Data records for software interfaces:
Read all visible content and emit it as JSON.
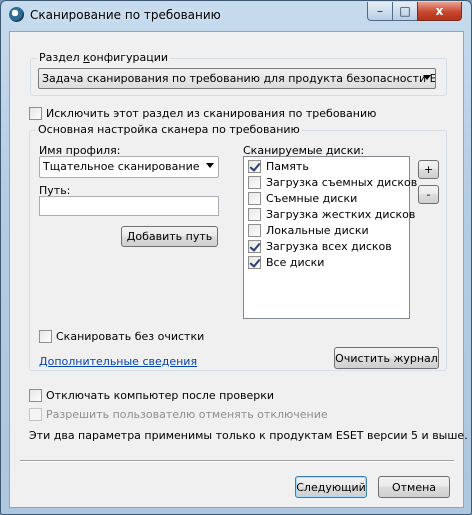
{
  "window": {
    "title": "Сканирование по требованию",
    "controls": {
      "minimize": "–",
      "maximize": "□",
      "close": "x"
    }
  },
  "config_section": {
    "label": "Раздел конфигурации",
    "label_underline_char": "к",
    "selected": "Задача сканирования по требованию для продукта безопасности ESET д"
  },
  "exclude_section": {
    "label": "Исключить этот раздел из сканирования по требованию",
    "checked": false
  },
  "scanner": {
    "group_title": "Основная настройка сканера по требованию",
    "profile_label": "Имя профиля:",
    "profile_value": "Тщательное сканирование",
    "path_label": "Путь:",
    "path_value": "",
    "add_path_button": "Добавить путь",
    "no_cleaning_label": "Сканировать без очистки",
    "no_cleaning_checked": false,
    "more_info_link": "Дополнительные сведения",
    "drives_label": "Сканируемые диски:",
    "drives": [
      {
        "label": "Память",
        "checked": true
      },
      {
        "label": "Загрузка съемных дисков",
        "checked": false
      },
      {
        "label": "Съемные диски",
        "checked": false
      },
      {
        "label": "Загрузка жестких дисков",
        "checked": false
      },
      {
        "label": "Локальные диски",
        "checked": false
      },
      {
        "label": "Загрузка всех дисков",
        "checked": true
      },
      {
        "label": "Все диски",
        "checked": true
      }
    ],
    "plus_button": "+",
    "minus_button": "-",
    "clear_log_button": "Очистить журнал"
  },
  "shutdown": {
    "label": "Отключать компьютер после проверки",
    "checked": false,
    "allow_cancel_label": "Разрешить пользователю отменять отключение",
    "allow_cancel_enabled": false,
    "note": "Эти два параметра применимы только к продуктам ESET версии 5 и выше."
  },
  "footer": {
    "next_button": "Следующий",
    "cancel_button": "Отмена"
  }
}
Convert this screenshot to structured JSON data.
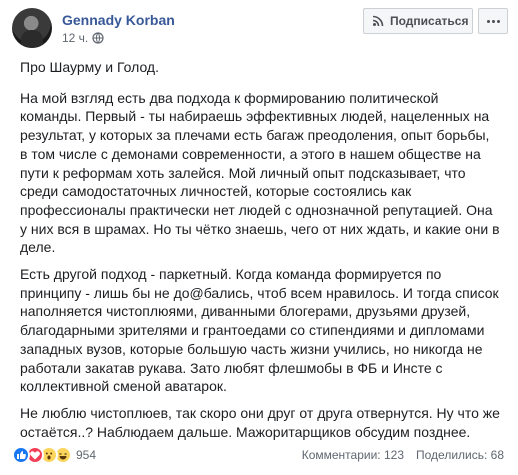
{
  "author": {
    "name": "Gennady Korban",
    "time": "12 ч."
  },
  "header": {
    "subscribe_label": "Подписаться"
  },
  "post": {
    "title": "Про Шаурму и Голод.",
    "paragraphs": [
      "На мой взгляд есть два подхода к формированию политической команды. Первый - ты набираешь эффективных людей, нацеленных на результат, у которых за плечами есть багаж преодоления, опыт борьбы, в том числе с демонами современности, а этого в нашем обществе на пути к реформам хоть залейся. Мой личный опыт подсказывает, что среди самодостаточных личностей, которые состоялись как профессионалы практически нет людей с однозначной репутацией. Она у них вся в шрамах. Но ты чётко знаешь, чего от них ждать, и какие они в деле.",
      "Есть другой подход - паркетный. Когда команда формируется по принципу - лишь бы не до@бались, чтоб всем нравилось. И тогда список наполняется чистоплюями, диванными блогерами, друзьями друзей, благодарными зрителями и грантоедами со стипендиями и дипломами западных вузов, которые большую часть жизни учились, но никогда не работали закатав рукава. Зато любят флешмобы в ФБ и Инсте с коллективной сменой аватарок.",
      "Не люблю чистоплюев, так скоро они друг от друга отвернутся. Ну что же остаётся..? Наблюдаем дальше. Мажоритарщиков обсудим позднее."
    ]
  },
  "footer": {
    "reaction_count": "954",
    "comments": "Комментарии: 123",
    "shares": "Поделились: 68",
    "reactions": [
      "like-icon",
      "love-icon",
      "wow-icon",
      "haha-icon"
    ]
  },
  "colors": {
    "author_link": "#385898",
    "text": "#1c1e21",
    "muted": "#606770",
    "like": "#1877f2",
    "love": "#f33e58",
    "emoji": "#fcd55c"
  }
}
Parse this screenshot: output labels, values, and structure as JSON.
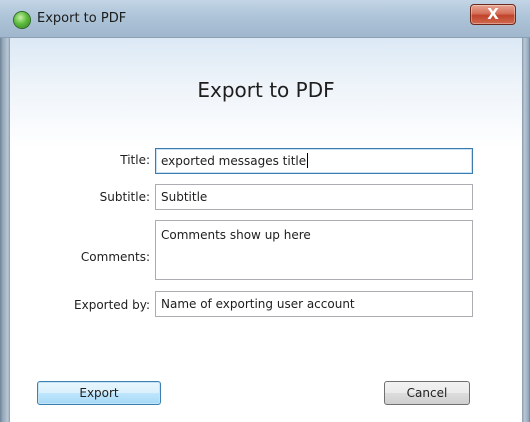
{
  "window": {
    "title": "Export to PDF",
    "close_glyph": "X",
    "app_icon": "green-orb-icon"
  },
  "dialog": {
    "heading": "Export to PDF"
  },
  "form": {
    "title_label": "Title:",
    "title_value": "exported messages title",
    "subtitle_label": "Subtitle:",
    "subtitle_value": "Subtitle",
    "comments_label": "Comments:",
    "comments_value": "Comments show up here",
    "exported_by_label": "Exported by:",
    "exported_by_value": "Name of exporting user account"
  },
  "buttons": {
    "export_label": "Export",
    "cancel_label": "Cancel"
  },
  "colors": {
    "title_bar": "#aec4d8",
    "close_button": "#c1432b",
    "focus_border": "#3d7bad",
    "default_button": "#bee6fd"
  }
}
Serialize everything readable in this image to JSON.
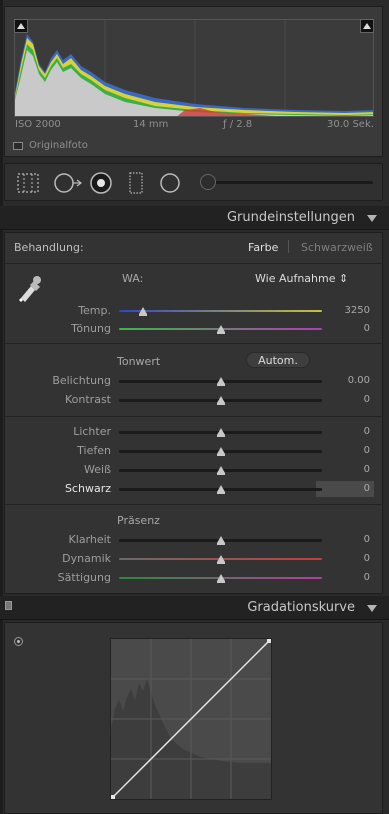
{
  "histogram": {
    "exif": {
      "iso": "ISO 2000",
      "focal": "14 mm",
      "aperture": "ƒ / 2.8",
      "shutter": "30.0 Sek."
    },
    "original_label": "Originalfoto"
  },
  "tools": [
    "crop-overlay-icon",
    "spot-removal-icon",
    "red-eye-icon",
    "graduated-filter-icon",
    "radial-filter-icon",
    "adjustment-brush-icon"
  ],
  "basic": {
    "title": "Grundeinstellungen",
    "treatment_label": "Behandlung:",
    "treatment_color": "Farbe",
    "treatment_bw": "Schwarzweiß",
    "wb_label": "WA:",
    "wb_value": "Wie Aufnahme ⇕",
    "sliders_wb": [
      {
        "label": "Temp.",
        "value": "3250",
        "pos": 0.12
      },
      {
        "label": "Tönung",
        "value": "0",
        "pos": 0.5
      }
    ],
    "tone_label": "Tonwert",
    "auto_label": "Autom.",
    "sliders_tone1": [
      {
        "label": "Belichtung",
        "value": "0.00",
        "pos": 0.5
      },
      {
        "label": "Kontrast",
        "value": "0",
        "pos": 0.5
      }
    ],
    "sliders_tone2": [
      {
        "label": "Lichter",
        "value": "0",
        "pos": 0.5
      },
      {
        "label": "Tiefen",
        "value": "0",
        "pos": 0.5
      },
      {
        "label": "Weiß",
        "value": "0",
        "pos": 0.5
      },
      {
        "label": "Schwarz",
        "value": "0",
        "pos": 0.5
      }
    ],
    "presence_label": "Präsenz",
    "sliders_presence": [
      {
        "label": "Klarheit",
        "value": "0",
        "pos": 0.5
      },
      {
        "label": "Dynamik",
        "value": "0",
        "pos": 0.5
      },
      {
        "label": "Sättigung",
        "value": "0",
        "pos": 0.5
      }
    ]
  },
  "curve": {
    "title": "Gradationskurve"
  },
  "colors": {
    "temp_gradient": [
      "#2f46c6",
      "#c7c23a"
    ],
    "tint_gradient": [
      "#39b84a",
      "#b53ab8"
    ],
    "vibrance_gradient": [
      "#6a6a6a",
      "#c83c3c"
    ],
    "saturation_gradient": [
      "#2b8c3c",
      "#b83ca0"
    ]
  }
}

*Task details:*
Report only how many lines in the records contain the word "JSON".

*Task result:*
4